[Component data from apps and pages]
● ● ● ●
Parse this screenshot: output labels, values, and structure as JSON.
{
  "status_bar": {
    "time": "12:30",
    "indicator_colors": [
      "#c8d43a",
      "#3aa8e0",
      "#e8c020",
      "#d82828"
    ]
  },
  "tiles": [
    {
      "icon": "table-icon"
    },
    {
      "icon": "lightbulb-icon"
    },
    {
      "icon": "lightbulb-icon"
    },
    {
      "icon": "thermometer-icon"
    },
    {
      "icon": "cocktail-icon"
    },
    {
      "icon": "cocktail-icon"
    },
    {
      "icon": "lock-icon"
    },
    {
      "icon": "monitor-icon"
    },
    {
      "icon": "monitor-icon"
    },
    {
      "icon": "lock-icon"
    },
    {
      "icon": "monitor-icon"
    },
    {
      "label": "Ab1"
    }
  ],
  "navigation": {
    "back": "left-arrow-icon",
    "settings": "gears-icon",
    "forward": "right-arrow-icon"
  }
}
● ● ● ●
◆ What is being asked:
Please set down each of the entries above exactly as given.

◆ Solution for this exercise:
Parse this screenshot: output labels, values, and structure as JSON.
{
  "status_bar": {
    "time": "12:30",
    "indicator_colors": [
      "#c8d43a",
      "#3aa8e0",
      "#e8c020",
      "#d82828"
    ]
  },
  "tiles": [
    {
      "icon": "table-icon"
    },
    {
      "icon": "lightbulb-icon"
    },
    {
      "icon": "lightbulb-icon"
    },
    {
      "icon": "thermometer-icon"
    },
    {
      "icon": "cocktail-icon"
    },
    {
      "icon": "cocktail-icon"
    },
    {
      "icon": "lock-icon"
    },
    {
      "icon": "monitor-icon"
    },
    {
      "icon": "monitor-icon"
    },
    {
      "icon": "lock-icon"
    },
    {
      "icon": "monitor-icon"
    },
    {
      "label": "Ab1"
    }
  ],
  "navigation": {
    "back": "left-arrow-icon",
    "settings": "gears-icon",
    "forward": "right-arrow-icon"
  }
}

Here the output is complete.